Today is hot. So hot the squirrels can’t even handle it. Not that I have much sympathy for them, since they’ve been ripping up my garden. Any advice on how to keep those critters out of my zucchini would be appreciated.
I’m trying to beat the heat by sitting in the shade of my porch and doing a bit of self-reflection and carving. They tend to go together fairly well, as long as I don’t get too deep in thought and skip the blade into my finger. I’ve been working on this guitar body for months and I didn’t seem to be making any progress but slowly but surely it’s starting to form itself into some semblance of what the design was intended to be. Still lots of work to go though!
And since I can’t do much else but write and lightly carve – this post is going along a bit of a different vein. I’ve had all day to sit at my desk and really think about where my life is heading. I’ve been so wrapped up in being happy and not really thinking about why I’m so happy, because for a long time I wasn’t.
Sure, the obvious things – a fantastic partner, great roommates, steady job, some semblance of a plan for the future, a bit of stability in my life – all things that I could say have changed to make me a happier, more grounded person. But, these things, as I’ve learned in the past, can be pretty fleeting. Here today, gone tomorrow.
So then, the question is would I still be a happy, grounded, self-confident individual if I lost them all again? What’s different now as opposed to when I thought I was happy and healthy in the past? How do I keep this personal level of happiness? Of course, I’m not saying I have to be happy every minute, of every day, of every month of the year, but there should be some steadiness to who I am and how confident I am of being able to overcome things if they turn about as sour as the poorly made lemonade that I’m drinking right now.

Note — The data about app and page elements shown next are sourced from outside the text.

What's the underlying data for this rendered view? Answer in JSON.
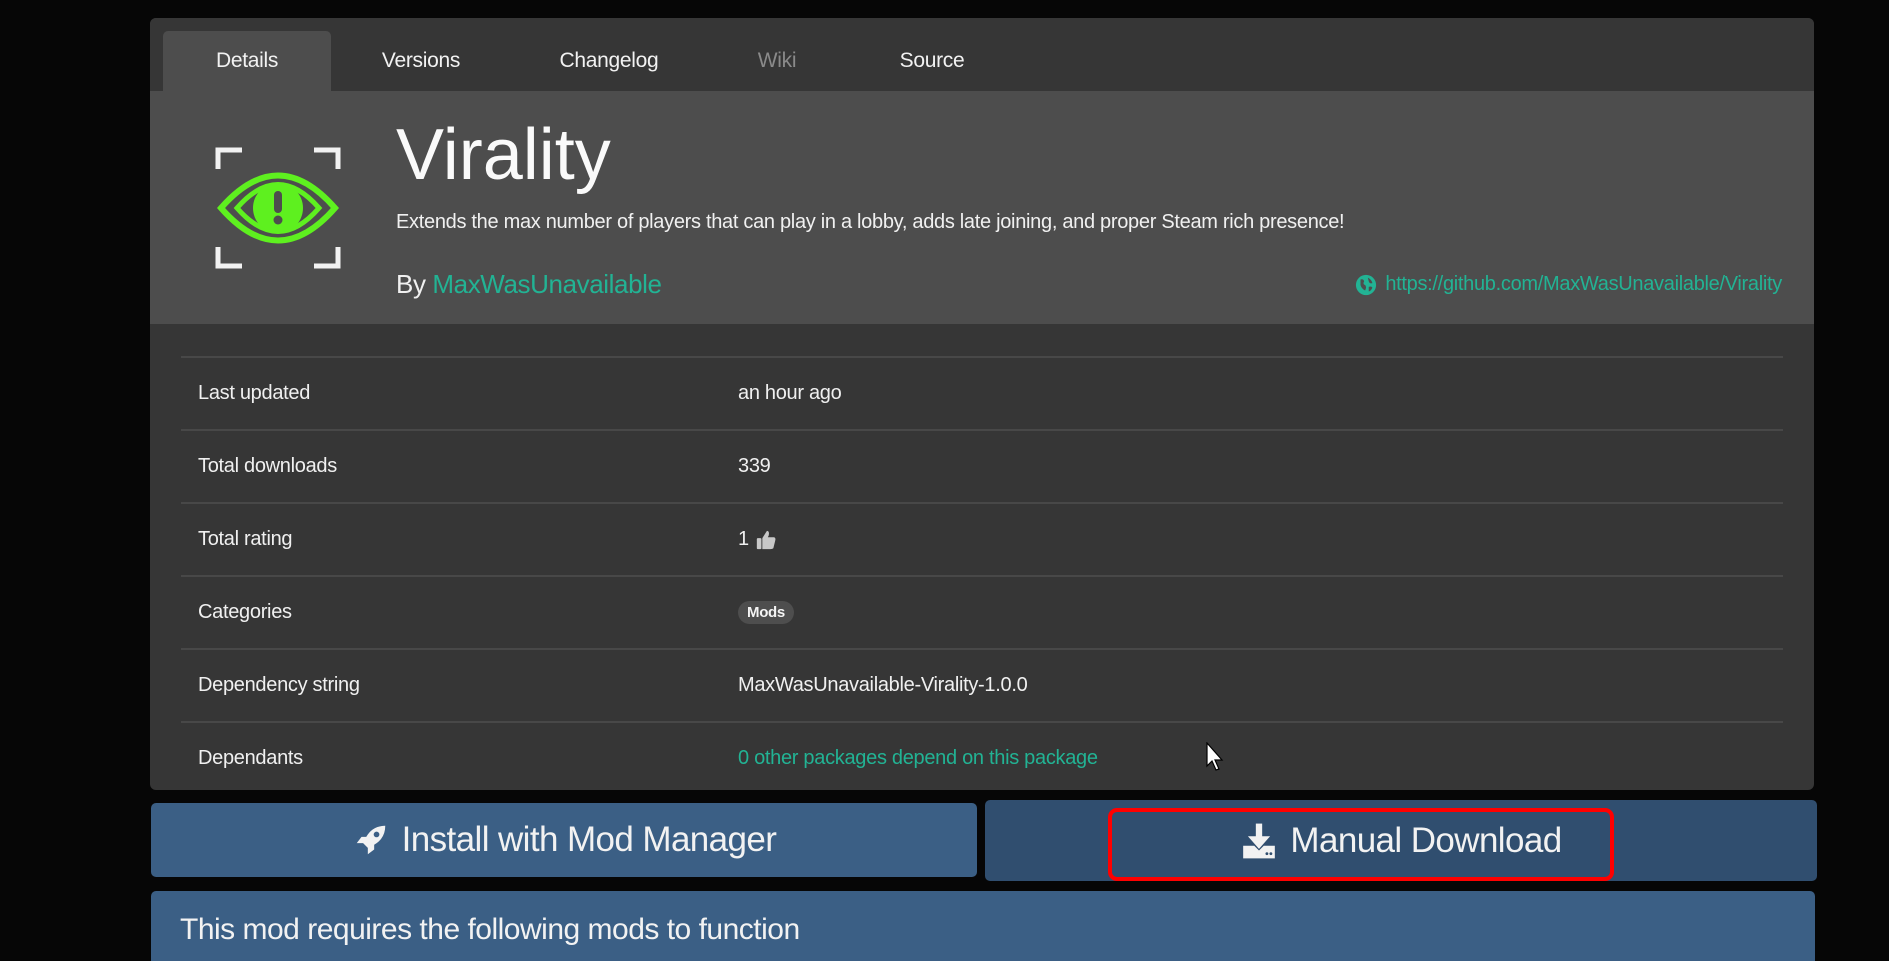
{
  "tabs": [
    {
      "label": "Details",
      "state": "active"
    },
    {
      "label": "Versions",
      "state": "normal"
    },
    {
      "label": "Changelog",
      "state": "normal"
    },
    {
      "label": "Wiki",
      "state": "disabled"
    },
    {
      "label": "Source",
      "state": "normal"
    }
  ],
  "package": {
    "icon": "virality-eye-logo",
    "name": "Virality",
    "description": "Extends the max number of players that can play in a lobby, adds late joining, and proper Steam rich presence!",
    "by_label": "By",
    "author": "MaxWasUnavailable",
    "website_icon": "globe-icon",
    "website": "https://github.com/MaxWasUnavailable/Virality"
  },
  "details": {
    "last_updated": {
      "label": "Last updated",
      "value": "an hour ago"
    },
    "total_downloads": {
      "label": "Total downloads",
      "value": "339"
    },
    "total_rating": {
      "label": "Total rating",
      "value": "1",
      "icon": "thumbs-up-icon"
    },
    "categories": {
      "label": "Categories",
      "values": [
        "Mods"
      ]
    },
    "dependency_string": {
      "label": "Dependency string",
      "value": "MaxWasUnavailable-Virality-1.0.0"
    },
    "dependants": {
      "label": "Dependants",
      "value": "0 other packages depend on this package"
    }
  },
  "actions": {
    "install": {
      "label": "Install with Mod Manager",
      "icon": "rocket-icon"
    },
    "manual": {
      "label": "Manual Download",
      "icon": "download-icon",
      "highlighted": true
    }
  },
  "requirements": {
    "title": "This mod requires the following mods to function"
  },
  "colors": {
    "accent": "#22b394",
    "button": "#3b5f85",
    "highlight": "#ff0000",
    "logo_green": "#5ef01f"
  }
}
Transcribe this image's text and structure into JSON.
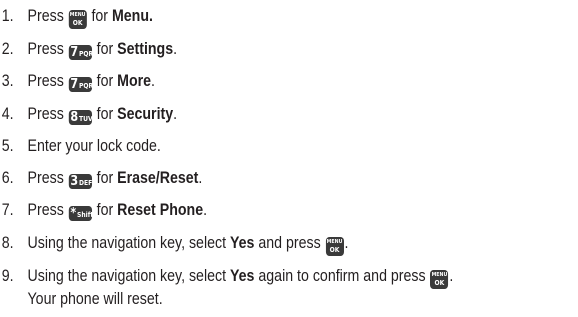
{
  "steps": [
    {
      "number": "1.",
      "before": "Press ",
      "key": "MENU / OK",
      "after": " for ",
      "bold": "Menu.",
      "end": ""
    },
    {
      "number": "2.",
      "before": "Press ",
      "key": "7 PQRS",
      "after": " for ",
      "bold": "Settings",
      "end": "."
    },
    {
      "number": "3.",
      "before": "Press ",
      "key": "7 PQRS",
      "after": " for ",
      "bold": "More",
      "end": "."
    },
    {
      "number": "4.",
      "before": "Press ",
      "key": "8 TUV",
      "after": " for ",
      "bold": "Security",
      "end": "."
    },
    {
      "number": "5.",
      "text": "Enter your lock code."
    },
    {
      "number": "6.",
      "before": "Press ",
      "key": "3 DEF",
      "after": " for ",
      "bold": "Erase/Reset",
      "end": "."
    },
    {
      "number": "7.",
      "before": "Press ",
      "key": "* Shift",
      "after": " for ",
      "bold": "Reset Phone",
      "end": "."
    },
    {
      "number": "8.",
      "before": "Using the navigation key, select ",
      "bold": "Yes",
      "after": " and press ",
      "key": "MENU / OK",
      "end": "."
    },
    {
      "number": "9.",
      "before": "Using the navigation key, select ",
      "bold": "Yes",
      "after": " again to confirm and press ",
      "key": "MENU / OK",
      "end": ".",
      "continuation": "Your phone will reset."
    }
  ],
  "keys": {
    "menu_top": "MENU",
    "menu_bottom": "OK",
    "seven_digit": "7",
    "seven_letters": "PQRS",
    "eight_digit": "8",
    "eight_letters": "TUV",
    "three_digit": "3",
    "three_letters": "DEF",
    "star_digit": "*",
    "star_letters": "Shift"
  },
  "colors": {
    "text": "#231f20",
    "key_background": "#3a3a3a",
    "key_text": "#ffffff"
  }
}
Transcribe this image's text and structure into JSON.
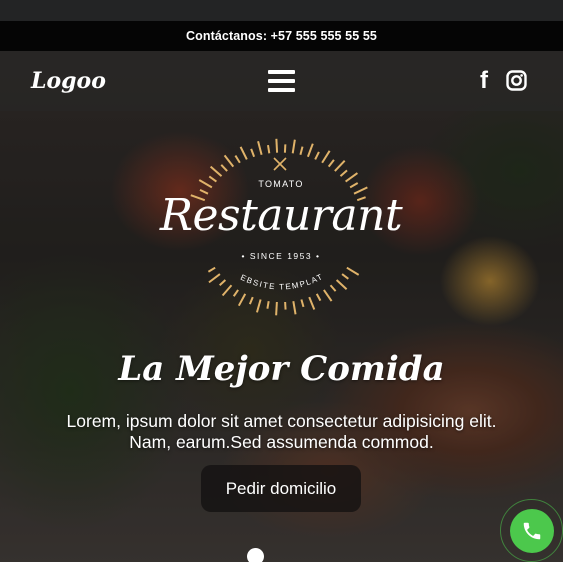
{
  "contact_bar": {
    "text": "Contáctanos: +57 555 555 55 55"
  },
  "navbar": {
    "logo": "Logoo",
    "menu_icon": "hamburger-menu-icon",
    "social": [
      {
        "name": "facebook-icon",
        "glyph": "f"
      },
      {
        "name": "instagram-icon"
      }
    ]
  },
  "emblem": {
    "top_label": "TOMATO",
    "title": "Restaurant",
    "since": "• SINCE 1953 •",
    "bottom_arc": "WEBSITE TEMPLATE",
    "accent_color": "#e0b36a"
  },
  "hero": {
    "headline": "La Mejor Comida",
    "description_line1": "Lorem, ipsum dolor sit amet consectetur adipisicing elit.",
    "description_line2": "Nam, earum.Sed assumenda commod.",
    "cta": "Pedir domicilio"
  },
  "floating": {
    "phone_icon": "phone-icon",
    "phone_color": "#4cc84c"
  }
}
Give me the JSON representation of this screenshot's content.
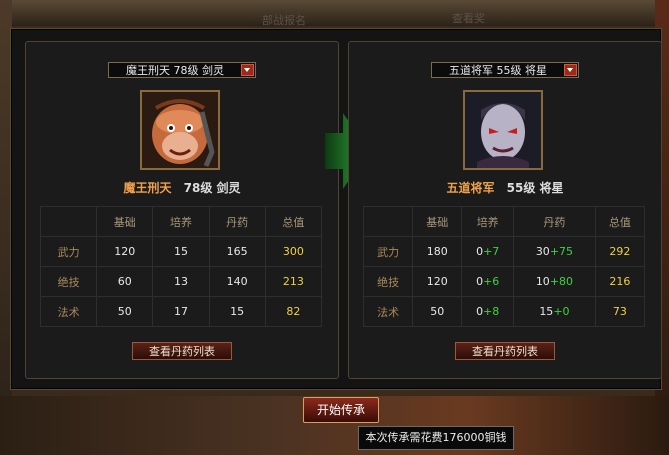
{
  "background": {
    "text_a": "部战报名",
    "text_b": "查看奖"
  },
  "source": {
    "selector": "魔王刑天 78级 剑灵",
    "name": "魔王刑天",
    "level": "78级",
    "class": "剑灵",
    "headers": [
      "",
      "基础",
      "培养",
      "丹药",
      "总值"
    ],
    "rows": [
      {
        "label": "武力",
        "base": "120",
        "train": "15",
        "pill": "165",
        "total": "300"
      },
      {
        "label": "绝技",
        "base": "60",
        "train": "13",
        "pill": "140",
        "total": "213"
      },
      {
        "label": "法术",
        "base": "50",
        "train": "17",
        "pill": "15",
        "total": "82"
      }
    ],
    "pill_button": "查看丹药列表"
  },
  "target": {
    "selector": "五道将军 55级 将星",
    "name": "五道将军",
    "level": "55级",
    "class": "将星",
    "headers": [
      "",
      "基础",
      "培养",
      "丹药",
      "总值"
    ],
    "rows": [
      {
        "label": "武力",
        "base": "180",
        "train_a": "0",
        "train_b": "+7",
        "pill_a": "30",
        "pill_b": "+75",
        "total": "292"
      },
      {
        "label": "绝技",
        "base": "120",
        "train_a": "0",
        "train_b": "+6",
        "pill_a": "10",
        "pill_b": "+80",
        "total": "216"
      },
      {
        "label": "法术",
        "base": "50",
        "train_a": "0",
        "train_b": "+8",
        "pill_a": "15",
        "pill_b": "+0",
        "total": "73"
      }
    ],
    "pill_button": "查看丹药列表"
  },
  "start_button": "开始传承",
  "cost_tooltip": "本次传承需花费176000铜钱",
  "colors": {
    "name": "#f0a24a",
    "total": "#f0d040",
    "bonus": "#3ed23e",
    "arrow": "#2fa83a"
  }
}
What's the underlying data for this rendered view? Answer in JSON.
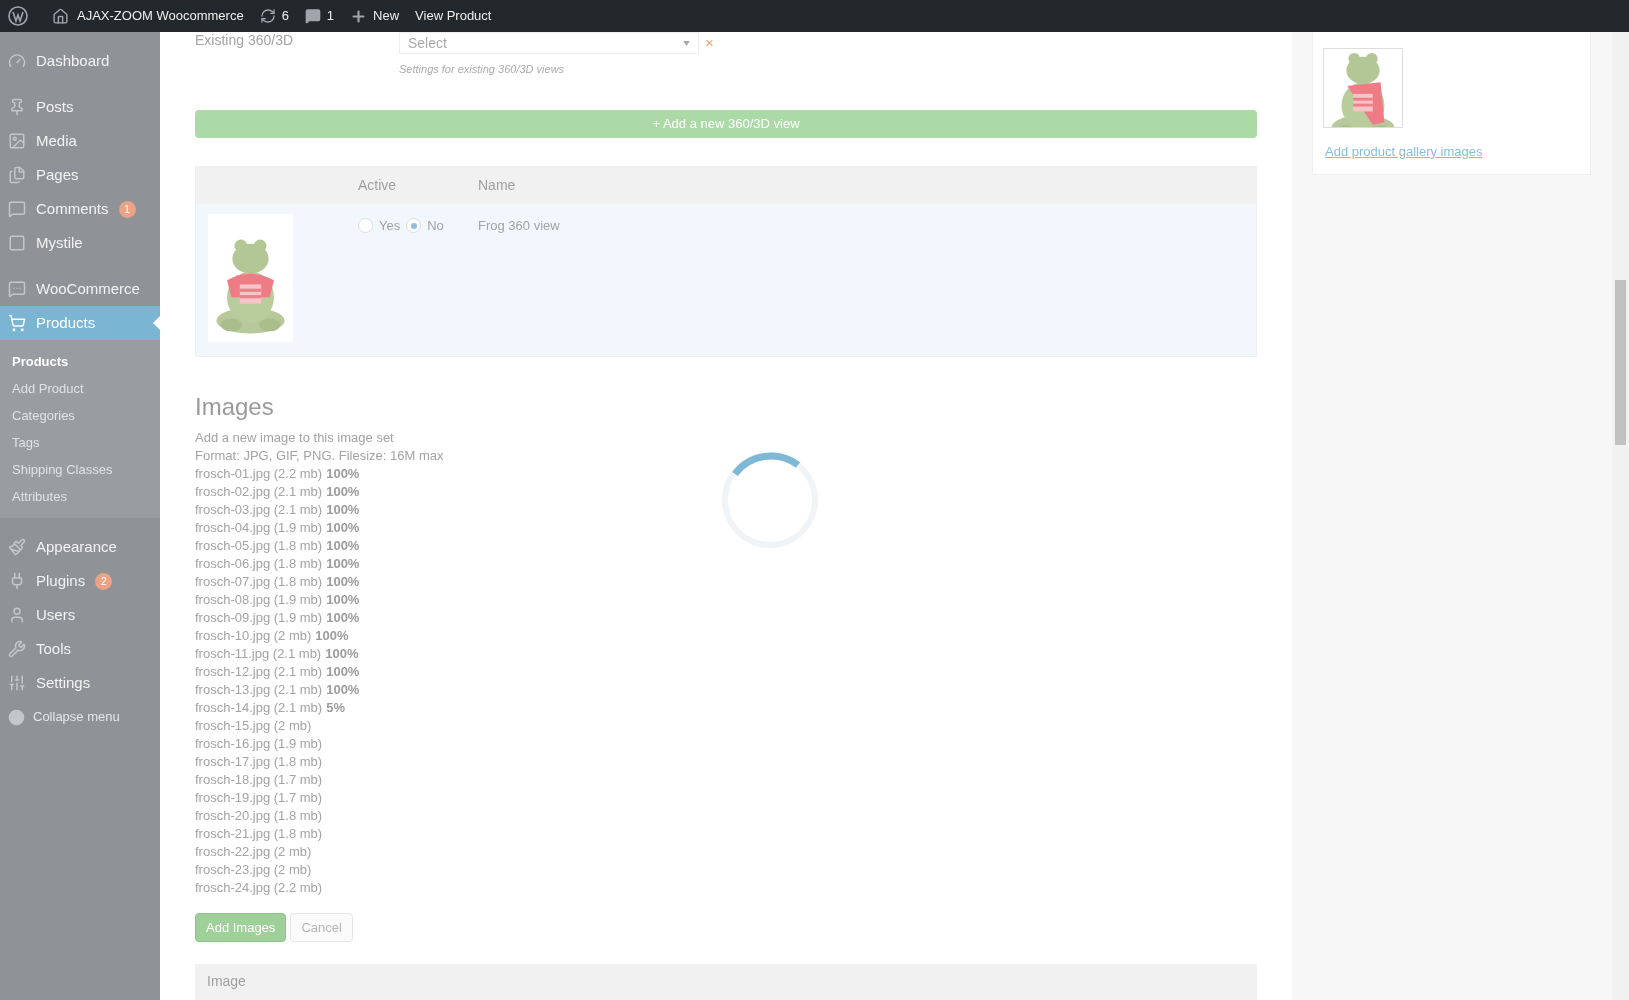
{
  "admin_bar": {
    "site_name": "AJAX-ZOOM Woocommerce",
    "updates": "6",
    "comments": "1",
    "new": "New",
    "view": "View Product"
  },
  "sidebar": {
    "items": [
      {
        "label": "Dashboard",
        "selected": false
      },
      {
        "label": "Posts",
        "selected": false
      },
      {
        "label": "Media",
        "selected": false
      },
      {
        "label": "Pages",
        "selected": false
      },
      {
        "label": "Comments",
        "selected": false,
        "badge": "1"
      },
      {
        "label": "Mystile",
        "selected": false
      },
      {
        "label": "WooCommerce",
        "selected": false
      },
      {
        "label": "Products",
        "selected": true,
        "children": [
          {
            "label": "Products",
            "selected": true
          },
          {
            "label": "Add Product",
            "selected": false
          },
          {
            "label": "Categories",
            "selected": false
          },
          {
            "label": "Tags",
            "selected": false
          },
          {
            "label": "Shipping Classes",
            "selected": false
          },
          {
            "label": "Attributes",
            "selected": false
          }
        ]
      },
      {
        "label": "Appearance",
        "selected": false
      },
      {
        "label": "Plugins",
        "selected": false,
        "badge": "2"
      },
      {
        "label": "Users",
        "selected": false
      },
      {
        "label": "Tools",
        "selected": false
      },
      {
        "label": "Settings",
        "selected": false
      }
    ],
    "collapse": "Collapse menu"
  },
  "existing": {
    "label": "Existing 360/3D",
    "value": "Select",
    "hint": "Settings for existing 360/3D views",
    "clear": "×"
  },
  "add_view_button": "+ Add a new 360/3D view",
  "views_table": {
    "columns": [
      "Active",
      "Name"
    ],
    "rows": [
      {
        "options": [
          {
            "label": "Yes",
            "selected": false
          },
          {
            "label": "No",
            "selected": true
          }
        ],
        "name": "Frog 360 view"
      }
    ]
  },
  "images": {
    "title": "Images",
    "intro": "Add a new image to this image set",
    "format": "Format: JPG, GIF, PNG. Filesize: 16M max",
    "files": [
      {
        "name": "frosch-01.jpg (2.2 mb)",
        "progress": "100%"
      },
      {
        "name": "frosch-02.jpg (2.1 mb)",
        "progress": "100%"
      },
      {
        "name": "frosch-03.jpg (2.1 mb)",
        "progress": "100%"
      },
      {
        "name": "frosch-04.jpg (1.9 mb)",
        "progress": "100%"
      },
      {
        "name": "frosch-05.jpg (1.8 mb)",
        "progress": "100%"
      },
      {
        "name": "frosch-06.jpg (1.8 mb)",
        "progress": "100%"
      },
      {
        "name": "frosch-07.jpg (1.8 mb)",
        "progress": "100%"
      },
      {
        "name": "frosch-08.jpg (1.9 mb)",
        "progress": "100%"
      },
      {
        "name": "frosch-09.jpg (1.9 mb)",
        "progress": "100%"
      },
      {
        "name": "frosch-10.jpg (2 mb)",
        "progress": "100%"
      },
      {
        "name": "frosch-11.jpg (2.1 mb)",
        "progress": "100%"
      },
      {
        "name": "frosch-12.jpg (2.1 mb)",
        "progress": "100%"
      },
      {
        "name": "frosch-13.jpg (2.1 mb)",
        "progress": "100%"
      },
      {
        "name": "frosch-14.jpg (2.1 mb)",
        "progress": "5%"
      },
      {
        "name": "frosch-15.jpg (2 mb)"
      },
      {
        "name": "frosch-16.jpg (1.9 mb)"
      },
      {
        "name": "frosch-17.jpg (1.8 mb)"
      },
      {
        "name": "frosch-18.jpg (1.7 mb)"
      },
      {
        "name": "frosch-19.jpg (1.7 mb)"
      },
      {
        "name": "frosch-20.jpg (1.8 mb)"
      },
      {
        "name": "frosch-21.jpg (1.8 mb)"
      },
      {
        "name": "frosch-22.jpg (2 mb)"
      },
      {
        "name": "frosch-23.jpg (2 mb)"
      },
      {
        "name": "frosch-24.jpg (2.2 mb)"
      }
    ],
    "buttons": [
      {
        "label": "Add Images",
        "kind": "primary"
      },
      {
        "label": "Cancel",
        "kind": "secondary"
      }
    ]
  },
  "image_table": {
    "columns": [
      "Image"
    ]
  },
  "gallery": {
    "link": "Add product gallery images"
  }
}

And the more I think about it, the more I’m realizing that the difference is openness. I have always been very good at prying other people’s stories out of them – and also very good at keeping mine to myself. I’m fantastic at surface level friendship – on my part – because I can count pretty high the amount of people that have called me a “best” friend without ever really knowing me. I have the art of pretending and the practice of faking down to a T. I have a smile that can disarm a situation in about 5 seconds flat – and I use it too often.
It is hard for me to look back on the last quarter of my life and realize how I have hurt people by holding onto things that I knew were awful, by letting someone believe I loved them because it was easier than letting them go. It is lonely living your life like you’re acting your part in a play, and never taking a break to be the real you. These things I already knew, and was working on…I’ll admit though that I wasn’t in a huge hurry to change.
But, I never really realized just how inept I was at letting myself be vulnerable until someone called me out on it.
“I’ve seen British Raff, and Aussie Raff, and Southern Raff, and grumpy Raff, and funny Raff – but I don’t think I’ve ever seen the real Raff.”
And I think that was the first time anyone ever noticed, or at least told me, that I really suck at being honest about how I feel about a situation.
So, I’m working on that, and it is amazing the difference that takes place in your relationships when you start consciously deciding to let people see the raw, underlying person that you’ve been hiding for a long, long time.
It’s terrifying at first, to not wait for people to chip away at the walls you’ve built and instead pre-emptively open the gates for them. It means being confident enough in yourself to let others see the sides of you that maybe you don’t really care for – and by showing them – it gives you that much more incentive to be a better person. To change the things you can, and accept the things you can’t.
I’ve found that letting myself be vulnerable, going after things with utter abandon – failing, and getting back up – is a lot more fun that locking myself up in my basement for fear of being hurt again. Some people embrace their scars because they tell a good story, one that not only you – but other people can learn from too, and I want to be one of those people.
Sure, there will be hurt, and I’ll definitely fail again – several more times probably – but being able to take those failures in stride, take the lessons and learn from them, let other people see those failures and learn from them too -maybe that is what stability is. Knowing that life, by very definition, is not stable,, and that despite what happens, you have yourself and you aren’t ashamed, or scared, or hidden behind a curtain of falsehood…
Am I an expert on the subject? Hell no.
But I think that’s happiness.
At least for me.
Now back to carving.